May 26, 2021
J. Stuart Ablon & Michelle Millben, Esq., Founder of Explanation Kids.
Over the last year, adults have been faced with talking to kids about a pandemic that changed how we live and go to school, a presidential election and the insurrection that followed, and the series of cruel reminders of the deadly presence of racism in our world. Fortunately, many organizations have stepped in, providing guidance about how to talk to kids about such challenging topics. What seems to be missing from this dialog is how to listen to kids during deeply scary, troubling, and traumatic times.
As adults, when we are scared, confused, or angry, we strive for some sense of control. We feel more in control when we have words packaged nicely to pass along to our kids. But this often leads to our conversations with kids devolving into lecturing without allowing space to listen. Every parent has been there—talking away and knowing that kids are tuning out.
Indeed, getting our kids to listen to us is a big hurdle. The challenge is even greater in the digital age as kids are doing more listening and thinking about what is happening around them in the world. Kids are gaining more access to information and misinformation from news cycles and in our communities. Kids, even as young as Pre-K age, internalize much of this information, yet often have a hard time expressing and processing what all of these big issues mean to them. Instead of making assumptions about what kids have heard, seen, and what they think and feel about these events, it is in these times that they need the listening ear of adults perhaps more than any wise words.
Parents and educators have shared with us some of the questions that their kids are asking. What is evident from their conversations is this: The hard work of listening is tough, confusing, and at times heartbreaking. However, kids are leaning on adults to take an interest in what is worrying them.

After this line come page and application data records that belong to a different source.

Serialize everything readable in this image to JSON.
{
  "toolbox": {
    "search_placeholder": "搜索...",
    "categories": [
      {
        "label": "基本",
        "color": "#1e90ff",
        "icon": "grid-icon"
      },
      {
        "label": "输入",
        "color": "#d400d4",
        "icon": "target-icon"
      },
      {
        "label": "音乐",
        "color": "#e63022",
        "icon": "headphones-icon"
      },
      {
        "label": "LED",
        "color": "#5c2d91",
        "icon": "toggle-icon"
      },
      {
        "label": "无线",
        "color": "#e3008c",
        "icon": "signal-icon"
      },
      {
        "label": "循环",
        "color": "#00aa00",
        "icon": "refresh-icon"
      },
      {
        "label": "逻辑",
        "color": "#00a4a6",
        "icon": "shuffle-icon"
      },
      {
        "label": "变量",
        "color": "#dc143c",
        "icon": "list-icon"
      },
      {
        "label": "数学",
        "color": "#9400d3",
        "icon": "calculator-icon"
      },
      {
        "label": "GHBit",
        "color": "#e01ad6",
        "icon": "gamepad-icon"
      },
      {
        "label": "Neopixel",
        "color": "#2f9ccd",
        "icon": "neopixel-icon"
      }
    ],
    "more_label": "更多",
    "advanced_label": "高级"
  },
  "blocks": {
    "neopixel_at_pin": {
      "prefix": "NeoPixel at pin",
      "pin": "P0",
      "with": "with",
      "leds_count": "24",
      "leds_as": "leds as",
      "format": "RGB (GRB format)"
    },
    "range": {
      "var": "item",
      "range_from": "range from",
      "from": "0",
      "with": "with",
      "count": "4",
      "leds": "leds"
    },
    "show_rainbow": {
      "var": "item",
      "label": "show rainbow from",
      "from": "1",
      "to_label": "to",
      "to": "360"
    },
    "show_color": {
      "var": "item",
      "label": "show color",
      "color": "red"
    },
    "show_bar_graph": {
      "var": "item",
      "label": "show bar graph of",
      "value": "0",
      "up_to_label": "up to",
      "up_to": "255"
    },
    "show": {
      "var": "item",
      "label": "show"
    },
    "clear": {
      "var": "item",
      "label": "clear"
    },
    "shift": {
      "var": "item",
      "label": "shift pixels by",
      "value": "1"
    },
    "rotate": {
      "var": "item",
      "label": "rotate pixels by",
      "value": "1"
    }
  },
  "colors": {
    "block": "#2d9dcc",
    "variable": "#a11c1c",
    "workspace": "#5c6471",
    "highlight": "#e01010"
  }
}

For example, one parent shared that her 6-year-old son thinks that the police are now the bad guys and he cannot tell the difference when playing “cops and robbers.” Another parent shared that after seeing a picture of George Floyd, his 8-year-old son could not tell whether George Floyd was white or Black. His son said, “He is brown, Dad. Not peach like me. So is he white or Black?”
A mother shared that her 7-year-old daughter raised an obvious but stumping question: “If Mr. Floyd was telling the officer that he could not breathe, why didn’t he get up and let him breathe?” And another 9-year-old kid saw news coverage of the protests from last summer and asked her mother “Why are you not doing anything like protesting or making signs?” Others questions ranged from “Why wasn’t George Floyd treated fairly?” or “Why were those people looting?” or “I don’t understand why everyone is upset.”
When kids are encouraged to share their feelings, they may express anger, upset, and disappointment, and they may even say what seems like the wrong thing. We may feel shocked or uncomfortable by such questions. However, we must challenge ourselves to listen.
How can we equip ourselves to handle these kinds of observations and comments? How can we listen effectively when we are upset and often taken off guard in conversations? How can we develop a healthy practice of allowing kids to lead the conversation from time to time? Thankfully, active listening can actually be reduced to using four “tools” that are relatively easy to learn, remember, and practice:
Listening to our kids is a powerful tool for their development. Not only is being heard reassuring and calming, but from a neurobiological perspective it literally puts kids in a position to hear adults and what we have to share. This is not some touchy-feely theory; it is a truth reflected in how our brains process information: When we are upset, worried, or scared, the smartest part of our brain is less accessible. If, however, we can regulate our emotions, we have more access to the higher-level thinking skills involved in listening, processing, and understanding. Empathic listening is regulating. When we do that first, our kids will hear a lot more of what we have to say. Stated differently: If we want our kids to listen to us, we need to start by listening to them.
A special thank you to Michelle Millben for co-authoring this article.
Michelle Millben, Esq. is a former White House, Justice Department, and Capitol Hill official and Founder of Explanation Kids.
This article originally appeared in Psychology Today.